The advantage, too, of lighting with the sun is that if it looks great and impresses everyone, and I need a lot of lights somewhere down the road, it buys me them. “Hey, guys, remember how I lit Union Station with the sun? Can you give me what I need now?” [Laughs.]

RC: A lot was needed when you went from Los Angeles to Rosarita, Mexico, to Fox Studios, where Titanic was shot.

AR: There, we spent two weeks shooting the Oklahoma rolling over, and some of our Arizona footage. Everything in the water. [Photography under the water was handled by DP Pete Romano. See “The water dance,” LD June 2000, page 56.]

In Mexico, it was like going to ShowBiz Expo. We missed the show last year because we were in Mexico at that time, but we hardly needed to go. We had every gadget imaginable down there: Technocranes, an Akela crane, a Libra head, two Wescams, and tons of lamps, all on GFI, because they were out on the water.

The studio people were shaking their heads at how much lighting we were carrying there, but if you have only two weeks, you want to make sure you have the tools you need for the job. And we used everything. It pays off: There are scenes in the movie where you're glad we had the Technocrane or the Akela crane to get some of those key shots.

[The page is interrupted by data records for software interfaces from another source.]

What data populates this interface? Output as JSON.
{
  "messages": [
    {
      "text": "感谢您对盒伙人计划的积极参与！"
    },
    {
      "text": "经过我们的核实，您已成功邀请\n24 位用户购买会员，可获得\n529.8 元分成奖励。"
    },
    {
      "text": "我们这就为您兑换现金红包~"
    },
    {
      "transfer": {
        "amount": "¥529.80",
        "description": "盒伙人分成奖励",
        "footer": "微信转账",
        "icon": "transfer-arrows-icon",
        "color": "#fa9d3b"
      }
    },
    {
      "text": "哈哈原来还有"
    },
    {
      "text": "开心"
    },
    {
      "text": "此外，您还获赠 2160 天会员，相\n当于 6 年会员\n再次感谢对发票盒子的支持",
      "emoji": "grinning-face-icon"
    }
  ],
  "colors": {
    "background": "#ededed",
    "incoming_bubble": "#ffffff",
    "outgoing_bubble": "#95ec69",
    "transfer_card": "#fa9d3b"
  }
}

[Lighting equipment vendors for these and other sequences, where appropriate given the authenticity level of the production, included LTM, ETC, Mole-Richardson, Ultralite, Chimera, and Kino Flo. “It would have been tough to do this movie without the support of Paskal Lighting, and its president, Evan Green,” Ryan says.]

RC: Time was of the essence throughout.

AR: One example of speeding things up to save time: the Pearl Harbor hospital set, which was an extension that was built to the existing Linda Vista Hospital in LA. There were 15 big windows down its side [the film's production designer is Nigel Phelps]. I could've put fifteen 18ks, one each per window, outside. But that would've taken 10 guys to operate, with all sorts of cabling and platforming. What I did was I took a big Musco light, stuck it in the parking lot, and turned it on. It looked just like the sun, it covered all the windows, and we were up and running in 10 minutes each day. You pull the trigger on making that expenditure, but it more than pays for itself at the end of the week, when you've given the director an extra hour or half-hour per day.

RC: Are there crew contributions you wish to spotlight?

AR: Dave Christensen, our assistant chief lighting technician, will make a great gaffer someday; he's like my second pair of eyes. I'll mention Les again, who is the master of getting lights in impossible places. When we were shooting on the Lexington, John wanted to hang four 6k PARs off the end of the carrier, to light back through these windows. But he wanted them to move up and down as if the ship was going through the water.

We thought about remote heads and all these expensive ideas, but Les and his rigging key, Jake Jones, and Jeff devised this arbor rig — they took a Condor, rigged pipe off it, and hung the 6ks off the pipe. There was one guy sitting on the deck of the Lexington, pulling a rope, and the 6ks, two levels below, are going up and down, just as John had wanted. It was the funniest thing I had ever seen — a low-tech approach that really worked.

“Simple and elegant.” On Pearl Harbor and on The Rookie, that is our mantra, every day.

[Additional members of the set lighting crew included rigging best boy Pat Hoeshen, and lamp operators Tom DeRose, Justin Holdsworth, Cindy Langerstrom, Bill Cueto, Mark Cueto, and Duncan Sobel.]

Armageddon, anyone? Search LightingDimensions.com for our July 1998 feature story.